“If infrastructure is your highest priority, you will get more attention if you go to either Charleston or Washington, D.C. By identifying one at a time, they will help you,” Manchin said.

Another discussion was about energy. Manchin said using coal for energy is not going away.

He said arguments about coal in the United States polluting the air is not as bad as the rest of the world.

“Coal is going to be used for the next 20 years,” he said. “The country depends on it. The system depends on it.”

Talking at the chamber luncheon was one of the ending stops of Manchin’s travels across the state to discuss several issues that both West Virginia and the nation are facing.

Email Emily Gallagher at egallagher@timeswv.com or follow her on Twitter @EGallagherTWV.

1
Text Only
Local News
  • BOE questions reading programs

    Questions were raised at the Marion County Board of Education meeting Monday as to whether or not certain reading programs up for renewal this year are the best option for students.
    FastForWord and Reading Assistant subscriptions for the 2014-15 academic year will cost the BOE $97,393. The board approved the renewal, but only after discussion.

    July 22, 2014

  • Fairmont Farmers Market drawing larger crowds

     Representatives with the Fairmont Farmers Market are hoping to grow this local community offering.
    Kate Greene, executive director of Main Street Fairmont, said farmers markets are growing across the country as people are reconnecting with the idea of access to healthy food, and Marion County has a real opportunity to benefit from this trend because it’s such an agricultural place to live. However, some of the farmers markets in surrounding areas have started to grow a little bit more quickly, which has been to the detriment of Marion County.

    July 22, 2014

  • Mannington Council OKs equipment purchases

     Mannington City Council approved purchases regarding safety and maintenance.
    At its Monday meeting, council discussed and approved the purchases of a Taser, a 5-foot cutter for a tractor and a lift for vehicle maintenance.
    The Taser was purchased for the Mannington Police Department.
    “We have four full-time police officers. We only had three Tasers,” Taylor said. “So we needed to purchase a fourth which was budgeted for.”

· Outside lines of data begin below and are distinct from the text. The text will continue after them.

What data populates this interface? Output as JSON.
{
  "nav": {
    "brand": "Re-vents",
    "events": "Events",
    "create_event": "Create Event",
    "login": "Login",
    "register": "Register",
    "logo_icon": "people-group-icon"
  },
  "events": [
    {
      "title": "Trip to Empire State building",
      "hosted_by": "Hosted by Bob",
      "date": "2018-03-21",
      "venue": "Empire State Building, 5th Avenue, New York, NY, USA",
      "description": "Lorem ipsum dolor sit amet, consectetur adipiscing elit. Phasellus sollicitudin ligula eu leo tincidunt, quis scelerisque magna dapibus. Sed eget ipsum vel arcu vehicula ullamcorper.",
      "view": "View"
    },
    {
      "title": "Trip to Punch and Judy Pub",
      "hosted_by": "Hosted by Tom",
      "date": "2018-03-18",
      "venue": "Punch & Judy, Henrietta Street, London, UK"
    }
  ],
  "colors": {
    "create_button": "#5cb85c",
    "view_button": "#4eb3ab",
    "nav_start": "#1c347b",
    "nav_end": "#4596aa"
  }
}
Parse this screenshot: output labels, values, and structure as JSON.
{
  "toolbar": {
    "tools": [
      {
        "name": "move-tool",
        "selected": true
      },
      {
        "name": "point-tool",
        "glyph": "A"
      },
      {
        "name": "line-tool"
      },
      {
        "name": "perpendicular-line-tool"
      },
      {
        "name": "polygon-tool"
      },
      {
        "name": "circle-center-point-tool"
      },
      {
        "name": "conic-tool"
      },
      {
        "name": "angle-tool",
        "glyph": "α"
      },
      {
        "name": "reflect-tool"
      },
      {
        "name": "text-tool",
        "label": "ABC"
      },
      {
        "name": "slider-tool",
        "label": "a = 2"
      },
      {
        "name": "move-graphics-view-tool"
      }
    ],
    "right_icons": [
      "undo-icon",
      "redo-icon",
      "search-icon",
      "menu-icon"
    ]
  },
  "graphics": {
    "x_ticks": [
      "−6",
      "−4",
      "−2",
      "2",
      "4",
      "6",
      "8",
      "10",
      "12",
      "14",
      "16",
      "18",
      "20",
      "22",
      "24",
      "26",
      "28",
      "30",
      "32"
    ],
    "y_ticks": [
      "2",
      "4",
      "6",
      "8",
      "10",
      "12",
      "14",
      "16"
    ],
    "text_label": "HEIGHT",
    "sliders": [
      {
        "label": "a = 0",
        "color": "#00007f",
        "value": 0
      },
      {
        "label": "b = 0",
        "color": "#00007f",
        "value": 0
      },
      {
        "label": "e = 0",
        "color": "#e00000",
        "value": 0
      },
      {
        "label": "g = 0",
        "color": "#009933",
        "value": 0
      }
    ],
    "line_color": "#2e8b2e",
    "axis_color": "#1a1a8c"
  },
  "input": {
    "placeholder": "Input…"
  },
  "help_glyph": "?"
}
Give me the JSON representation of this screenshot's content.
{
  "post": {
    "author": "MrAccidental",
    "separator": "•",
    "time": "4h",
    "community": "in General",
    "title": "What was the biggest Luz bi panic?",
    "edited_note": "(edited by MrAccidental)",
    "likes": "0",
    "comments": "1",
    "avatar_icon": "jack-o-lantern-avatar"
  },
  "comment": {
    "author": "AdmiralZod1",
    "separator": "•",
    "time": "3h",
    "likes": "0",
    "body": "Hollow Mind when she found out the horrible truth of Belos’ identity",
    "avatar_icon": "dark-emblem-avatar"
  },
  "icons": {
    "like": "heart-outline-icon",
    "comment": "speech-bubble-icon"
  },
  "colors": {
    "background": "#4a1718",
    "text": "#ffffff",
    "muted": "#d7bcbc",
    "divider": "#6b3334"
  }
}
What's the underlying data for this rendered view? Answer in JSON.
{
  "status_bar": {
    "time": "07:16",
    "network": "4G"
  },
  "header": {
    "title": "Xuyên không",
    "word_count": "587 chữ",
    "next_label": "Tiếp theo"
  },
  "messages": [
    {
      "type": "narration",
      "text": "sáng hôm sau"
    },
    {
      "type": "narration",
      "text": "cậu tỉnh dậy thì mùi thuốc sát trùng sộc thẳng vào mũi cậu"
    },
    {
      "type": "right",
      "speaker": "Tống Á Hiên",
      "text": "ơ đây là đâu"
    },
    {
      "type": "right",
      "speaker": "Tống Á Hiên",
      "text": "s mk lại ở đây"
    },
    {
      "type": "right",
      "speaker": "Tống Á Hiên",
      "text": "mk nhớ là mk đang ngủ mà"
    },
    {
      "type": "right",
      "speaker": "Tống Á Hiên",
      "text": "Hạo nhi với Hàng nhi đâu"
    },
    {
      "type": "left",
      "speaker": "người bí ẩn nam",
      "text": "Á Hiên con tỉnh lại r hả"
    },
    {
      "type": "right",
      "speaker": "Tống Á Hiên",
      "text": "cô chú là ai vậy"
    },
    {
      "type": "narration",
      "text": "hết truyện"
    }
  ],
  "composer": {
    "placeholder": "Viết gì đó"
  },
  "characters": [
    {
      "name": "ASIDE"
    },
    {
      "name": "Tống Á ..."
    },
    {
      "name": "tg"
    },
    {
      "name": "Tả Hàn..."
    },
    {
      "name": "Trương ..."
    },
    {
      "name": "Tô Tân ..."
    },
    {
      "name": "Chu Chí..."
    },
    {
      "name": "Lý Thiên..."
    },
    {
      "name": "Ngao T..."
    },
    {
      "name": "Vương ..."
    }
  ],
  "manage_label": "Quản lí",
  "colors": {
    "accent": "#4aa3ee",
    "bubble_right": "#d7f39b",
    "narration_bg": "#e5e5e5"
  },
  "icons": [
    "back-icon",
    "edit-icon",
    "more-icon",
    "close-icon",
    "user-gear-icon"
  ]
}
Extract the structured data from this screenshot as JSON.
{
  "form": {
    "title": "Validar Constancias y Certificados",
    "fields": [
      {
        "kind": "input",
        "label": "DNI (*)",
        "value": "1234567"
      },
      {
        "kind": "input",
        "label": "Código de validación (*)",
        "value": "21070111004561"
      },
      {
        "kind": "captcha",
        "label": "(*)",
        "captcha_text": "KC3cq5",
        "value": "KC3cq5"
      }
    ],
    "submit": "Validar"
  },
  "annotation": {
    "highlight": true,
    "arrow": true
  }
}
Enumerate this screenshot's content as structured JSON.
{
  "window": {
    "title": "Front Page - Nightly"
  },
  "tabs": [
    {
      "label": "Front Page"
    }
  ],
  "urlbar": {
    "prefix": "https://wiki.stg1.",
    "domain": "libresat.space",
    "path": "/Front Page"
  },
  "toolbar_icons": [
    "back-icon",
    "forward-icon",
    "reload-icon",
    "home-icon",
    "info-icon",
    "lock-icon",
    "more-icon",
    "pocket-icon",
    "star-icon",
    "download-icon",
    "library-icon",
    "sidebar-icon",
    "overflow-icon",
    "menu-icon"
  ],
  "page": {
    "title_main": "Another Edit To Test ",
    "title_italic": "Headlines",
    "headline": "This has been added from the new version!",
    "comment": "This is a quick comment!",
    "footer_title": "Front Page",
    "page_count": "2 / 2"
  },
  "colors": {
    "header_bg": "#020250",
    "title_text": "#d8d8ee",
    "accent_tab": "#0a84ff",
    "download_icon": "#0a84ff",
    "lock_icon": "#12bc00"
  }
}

    July 22, 2014

  • Brown vs BOE 2.jpg Integration was not embraced by everyone at first

    (Editor’s note: This is the next in a regular series looking at how the U.S. Supreme Court decision of Brown v. Board of Education impactedMarion County.)

     schools integrated in 1955, everything was black and white.
    “Before they integrated the schools, you just knew where you were supposed to be, and that’s what you did,” said Pat Smith, who went to Dunbar High School and then to Fairmont Senior High School after integration in 1955. “... You just dealt with it. You knew what you could do and you knew what you couldn’t do … I don’t even know what would’ve happened if somebody had crossed the lines, but we knew not to do that.”

    July 22, 2014 2 Photos

  • BOE questions reading programs

    Questions were raised at the Marion County Board of Education meeting Monday as to whether or not certain reading programs up for renewal this year are the best option for students.

    July 21, 2014

  • Mannington council OKs safety and maintenance purchases

    Mannington city council approved purchases regarding safety and maintenance.

    July 21, 2014

  • Phase One White Hall Sidewalk Project completed

    The first phase of the White Hall side walk project has been completed.

    July 21, 2014

  • Boil-water advisory issued for Rivesville PWS

    A boil water notice has been issues to the customers of the Rivesville Public Water System serving the area of William Smith Road.

    July 21, 2014

  • Moped accident Crews respond to motorcycle vs. vehicle accident on Locust Ave.

    July 21, 2014 1 Photo

  • Possible unsafe practices found at W.Va. clinic

    Health officials in West Virginia and Ohio are advising patients of a Northern Panhandle pain management clinic to be tested for blood-borne infectious diseases.

    July 21, 2014

Featured Ads
TWV Video Highlights
NDN Editor's Picks
House Ads